Over the course of the last century, the slow separation of the people from those who govern them has accelerated. Political parties have moved from mass movements to logistics operations, power has shifted from parliaments to executives at all levels of government, the public service has become politicised, presidential politics of image and issues management has trumped community concerns, vital checks and balances have been eroded or eliminated, taxpayer funded political advertising has become the norm, an over-concentrated media has become disproportionately influential, and money has corroded politics to the point where there are parallel political systems for the rich and the poor.
On top of that, the political toolkit has become so empty that there is very little that governments even claim that they can do any more. They manage the economy by trying to stay out of it, and they protect us from threats both real and imagined. Most of the social levers that governments once pulled or pushed on our behalf are covered in dust or cobwebs. The functions of government are so often outsourced to the private sector that they increasingly fall outside the responsibility, scrutiny and control of our elected officials.
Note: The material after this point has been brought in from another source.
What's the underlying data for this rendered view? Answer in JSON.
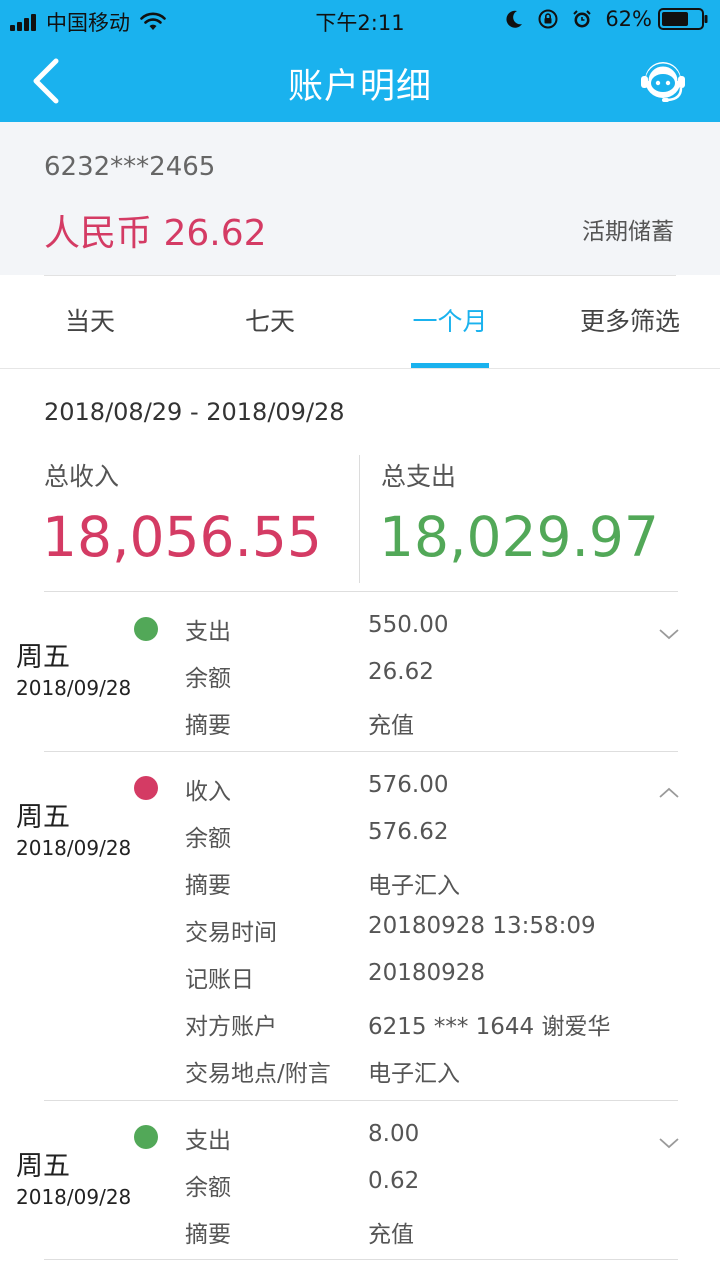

But if you’re reading this you probably know all that. What would probably surprise you would be my confession that I am an optimist.
As I said, I believe in democracy. Democracy is not a concept that has peaked, and given way to an inexorable decline. The lesson I take from history is that a cycle of excess, outrage and reform is the norm – provided that the reformers are ready for their opportunities. As the excesses play themselves out the sense of ordinary outrage in a wide section of the community gradually builds.
Democracy is a progressive and a conservative issue. The trends that disturb me are not the product of one side of politics – they are the product of a federal Liberal and state Labor governments and governments of all characteristics in comparable countries around the world. I genuinely believe we are only a major scandal, a hung parliament, some visionary leadership or a unique alignment of the planets away from another of those rare but beautiful moments when short term political interests align with the long term good.
The challenge is not to create these opportunities but to ensure the ground is fertile when they come. Those of us who believe in a more fair and equitable society must develop an agenda and be ready with the mechanisms that will deliver on that. We must articulate reforms across the whole democratic ecology – from campaign finance to checks and balances to access to media and the flow of information – and present them coherently and implement them as the opportunities arise. We must reinvent the old idea of the ‘separation of powers’ in the context of today’s power and insist that the responsibilities of democracy can not be outsourced even when the functions of government are.
When governments are laid to rest and floods of information emerge about the abuses of process that have taken place under them, we must call it for what it is – a structure that needs reforming – and not allow it to be passed off as proof of the unique untrustworthiness of a particular group of people. We must look past the scapegoats, scandals, and point scoring to the structural problems. We must not just complain but seize each opportunity to put forward the mechanisms and reforms that will prevent each outrage from repeating itself and separate accountability from self interest.
It is not a project that is achieved through opposition. It is achieved by accumulating unlikely alliances until the sheer breadth of them becomes overwhelming. Democracy’s greatest strength is that it inherently privileges the many over the few – members of alliances need not agree on the issues of the day to agree on the need to be able to influence them. I know it’s horribly unfashionable, but I believe there’s a potential democracy enthusiast in everyone.